■ **Work instruction**
Go through the material underneath and show every line where the string "heading" occurs.

■ **Given records**
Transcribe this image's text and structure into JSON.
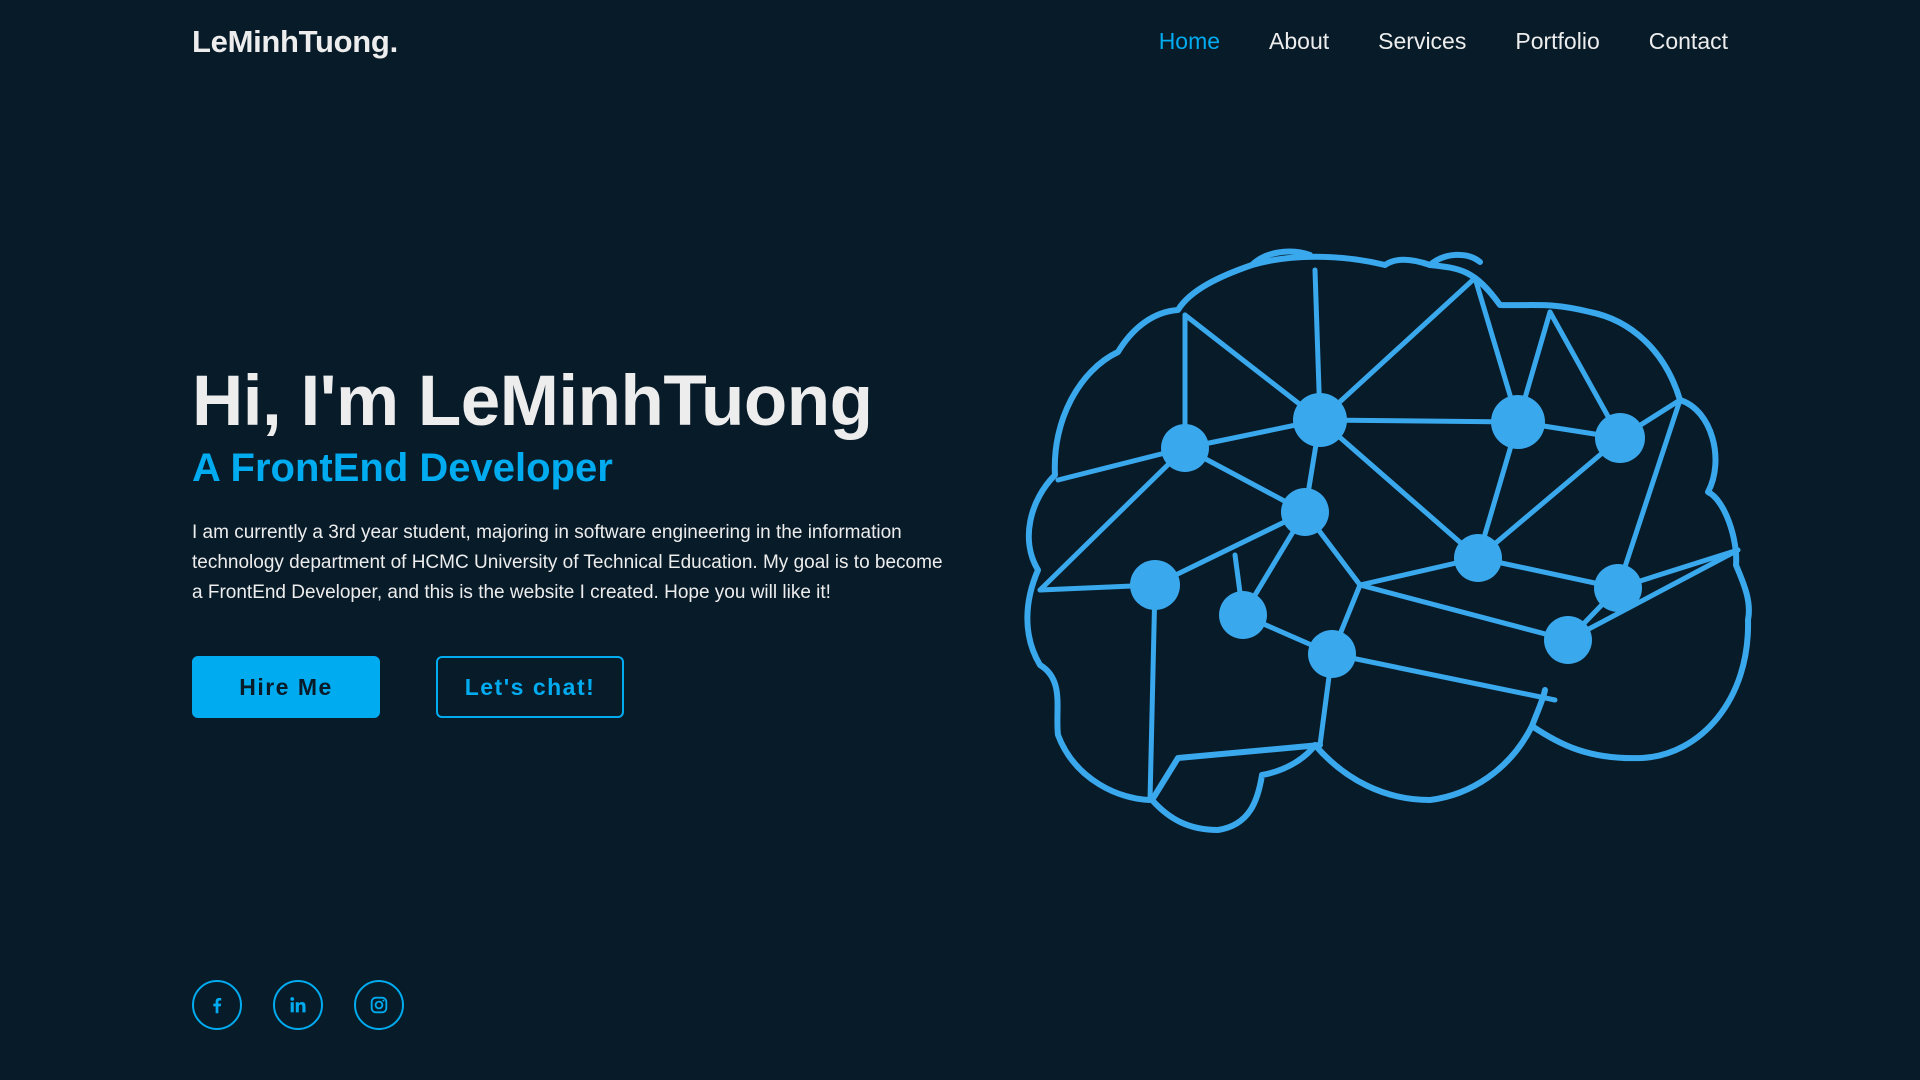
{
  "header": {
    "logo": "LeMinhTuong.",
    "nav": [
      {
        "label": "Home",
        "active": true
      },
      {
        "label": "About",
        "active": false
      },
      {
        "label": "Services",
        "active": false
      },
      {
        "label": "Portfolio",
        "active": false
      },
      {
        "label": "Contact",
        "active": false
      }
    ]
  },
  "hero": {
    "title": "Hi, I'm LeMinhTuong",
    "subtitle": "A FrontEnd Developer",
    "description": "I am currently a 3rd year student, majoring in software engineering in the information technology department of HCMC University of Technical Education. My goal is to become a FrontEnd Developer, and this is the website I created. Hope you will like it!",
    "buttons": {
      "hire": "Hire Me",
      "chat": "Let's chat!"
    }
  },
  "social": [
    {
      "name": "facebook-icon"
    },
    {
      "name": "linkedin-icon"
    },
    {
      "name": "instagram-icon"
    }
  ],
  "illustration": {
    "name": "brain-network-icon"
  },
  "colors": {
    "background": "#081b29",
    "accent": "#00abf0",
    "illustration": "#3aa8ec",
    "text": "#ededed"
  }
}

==

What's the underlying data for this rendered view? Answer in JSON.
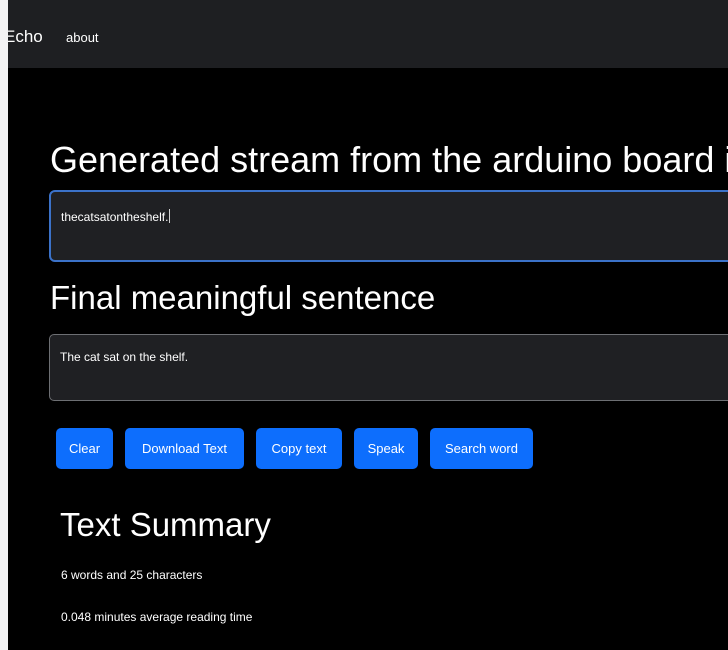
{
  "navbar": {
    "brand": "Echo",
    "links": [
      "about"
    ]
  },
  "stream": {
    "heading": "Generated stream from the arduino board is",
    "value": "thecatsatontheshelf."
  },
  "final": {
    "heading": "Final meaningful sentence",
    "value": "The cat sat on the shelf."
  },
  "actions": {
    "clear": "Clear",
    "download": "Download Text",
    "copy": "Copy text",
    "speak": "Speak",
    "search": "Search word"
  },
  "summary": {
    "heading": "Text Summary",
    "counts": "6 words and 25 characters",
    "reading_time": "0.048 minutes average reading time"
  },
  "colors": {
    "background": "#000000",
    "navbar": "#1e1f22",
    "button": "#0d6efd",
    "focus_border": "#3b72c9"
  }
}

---

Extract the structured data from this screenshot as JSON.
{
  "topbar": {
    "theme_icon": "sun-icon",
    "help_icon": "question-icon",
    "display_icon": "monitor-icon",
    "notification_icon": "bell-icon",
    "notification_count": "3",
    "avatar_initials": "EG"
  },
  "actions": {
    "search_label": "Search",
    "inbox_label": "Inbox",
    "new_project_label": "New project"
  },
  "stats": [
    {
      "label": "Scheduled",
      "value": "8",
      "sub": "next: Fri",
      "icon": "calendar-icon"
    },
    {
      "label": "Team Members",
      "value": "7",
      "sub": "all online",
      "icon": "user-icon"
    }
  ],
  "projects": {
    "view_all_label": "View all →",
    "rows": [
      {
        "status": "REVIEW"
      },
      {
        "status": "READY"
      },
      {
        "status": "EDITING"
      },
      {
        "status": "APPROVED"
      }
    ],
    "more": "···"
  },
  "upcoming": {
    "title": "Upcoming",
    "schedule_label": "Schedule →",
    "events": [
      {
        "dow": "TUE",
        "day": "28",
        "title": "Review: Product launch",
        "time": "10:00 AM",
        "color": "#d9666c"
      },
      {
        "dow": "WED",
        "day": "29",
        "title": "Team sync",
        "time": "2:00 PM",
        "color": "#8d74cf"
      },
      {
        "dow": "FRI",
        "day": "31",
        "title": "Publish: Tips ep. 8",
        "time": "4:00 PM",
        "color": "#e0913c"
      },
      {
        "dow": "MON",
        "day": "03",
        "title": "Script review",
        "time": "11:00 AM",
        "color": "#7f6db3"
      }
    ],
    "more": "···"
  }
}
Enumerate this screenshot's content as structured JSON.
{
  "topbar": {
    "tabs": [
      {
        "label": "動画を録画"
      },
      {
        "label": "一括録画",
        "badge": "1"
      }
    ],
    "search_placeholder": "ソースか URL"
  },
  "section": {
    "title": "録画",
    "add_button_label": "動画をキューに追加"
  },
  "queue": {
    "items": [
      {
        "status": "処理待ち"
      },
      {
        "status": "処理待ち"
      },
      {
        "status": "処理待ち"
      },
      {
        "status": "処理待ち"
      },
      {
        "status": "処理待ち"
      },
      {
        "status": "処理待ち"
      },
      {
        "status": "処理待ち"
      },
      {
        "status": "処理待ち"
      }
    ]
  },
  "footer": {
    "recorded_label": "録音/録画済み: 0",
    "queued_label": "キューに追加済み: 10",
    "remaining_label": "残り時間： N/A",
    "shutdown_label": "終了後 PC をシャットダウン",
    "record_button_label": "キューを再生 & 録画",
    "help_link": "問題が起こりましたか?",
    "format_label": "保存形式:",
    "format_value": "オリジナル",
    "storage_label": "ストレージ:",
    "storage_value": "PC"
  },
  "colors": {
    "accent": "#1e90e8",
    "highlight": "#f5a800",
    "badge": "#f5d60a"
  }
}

■ **Answer section**
    "heading": "Generated stream from the arduino board is",
    "heading": "Final meaningful sentence",
    "heading": "Text Summary",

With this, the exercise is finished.